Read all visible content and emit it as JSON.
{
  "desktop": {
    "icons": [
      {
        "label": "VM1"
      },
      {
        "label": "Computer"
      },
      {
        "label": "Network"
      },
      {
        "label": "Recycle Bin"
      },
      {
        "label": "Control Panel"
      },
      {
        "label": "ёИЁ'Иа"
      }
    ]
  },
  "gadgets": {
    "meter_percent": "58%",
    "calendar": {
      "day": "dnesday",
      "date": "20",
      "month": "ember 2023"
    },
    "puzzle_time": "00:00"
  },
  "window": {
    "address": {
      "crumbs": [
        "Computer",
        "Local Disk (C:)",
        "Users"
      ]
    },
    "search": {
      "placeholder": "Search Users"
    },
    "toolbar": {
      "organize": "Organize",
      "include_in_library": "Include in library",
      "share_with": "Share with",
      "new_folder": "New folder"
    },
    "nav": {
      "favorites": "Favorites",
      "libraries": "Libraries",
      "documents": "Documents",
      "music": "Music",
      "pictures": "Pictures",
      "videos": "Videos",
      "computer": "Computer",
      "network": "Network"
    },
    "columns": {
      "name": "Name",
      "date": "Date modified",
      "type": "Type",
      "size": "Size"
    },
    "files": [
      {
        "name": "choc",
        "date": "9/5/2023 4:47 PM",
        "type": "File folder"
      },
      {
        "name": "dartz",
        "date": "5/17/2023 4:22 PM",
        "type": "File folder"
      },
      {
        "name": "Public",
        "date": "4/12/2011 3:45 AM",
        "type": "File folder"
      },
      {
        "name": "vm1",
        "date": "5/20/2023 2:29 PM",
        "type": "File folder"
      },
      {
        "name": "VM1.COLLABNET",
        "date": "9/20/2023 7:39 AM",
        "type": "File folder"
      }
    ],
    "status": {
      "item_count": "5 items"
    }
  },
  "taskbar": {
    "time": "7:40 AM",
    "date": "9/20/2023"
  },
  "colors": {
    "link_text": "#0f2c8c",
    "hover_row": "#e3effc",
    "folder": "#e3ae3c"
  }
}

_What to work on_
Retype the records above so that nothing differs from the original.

_Response area_
Read all visible content and emit it as JSON.
{
  "desktop": {
    "icons": [
      {
        "label": "VM1"
      },
      {
        "label": "Computer"
      },
      {
        "label": "Network"
      },
      {
        "label": "Recycle Bin"
      },
      {
        "label": "Control Panel"
      },
      {
        "label": "ёИЁ'Иа"
      }
    ]
  },
  "gadgets": {
    "meter_percent": "58%",
    "calendar": {
      "day": "dnesday",
      "date": "20",
      "month": "ember 2023"
    },
    "puzzle_time": "00:00"
  },
  "window": {
    "address": {
      "crumbs": [
        "Computer",
        "Local Disk (C:)",
        "Users"
      ]
    },
    "search": {
      "placeholder": "Search Users"
    },
    "toolbar": {
      "organize": "Organize",
      "include_in_library": "Include in library",
      "share_with": "Share with",
      "new_folder": "New folder"
    },
    "nav": {
      "favorites": "Favorites",
      "libraries": "Libraries",
      "documents": "Documents",
      "music": "Music",
      "pictures": "Pictures",
      "videos": "Videos",
      "computer": "Computer",
      "network": "Network"
    },
    "columns": {
      "name": "Name",
      "date": "Date modified",
      "type": "Type",
      "size": "Size"
    },
    "files": [
      {
        "name": "choc",
        "date": "9/5/2023 4:47 PM",
        "type": "File folder"
      },
      {
        "name": "dartz",
        "date": "5/17/2023 4:22 PM",
        "type": "File folder"
      },
      {
        "name": "Public",
        "date": "4/12/2011 3:45 AM",
        "type": "File folder"
      },
      {
        "name": "vm1",
        "date": "5/20/2023 2:29 PM",
        "type": "File folder"
      },
      {
        "name": "VM1.COLLABNET",
        "date": "9/20/2023 7:39 AM",
        "type": "File folder"
      }
    ],
    "status": {
      "item_count": "5 items"
    }
  },
  "taskbar": {
    "time": "7:40 AM",
    "date": "9/20/2023"
  },
  "colors": {
    "link_text": "#0f2c8c",
    "hover_row": "#e3effc",
    "folder": "#e3ae3c"
  }
}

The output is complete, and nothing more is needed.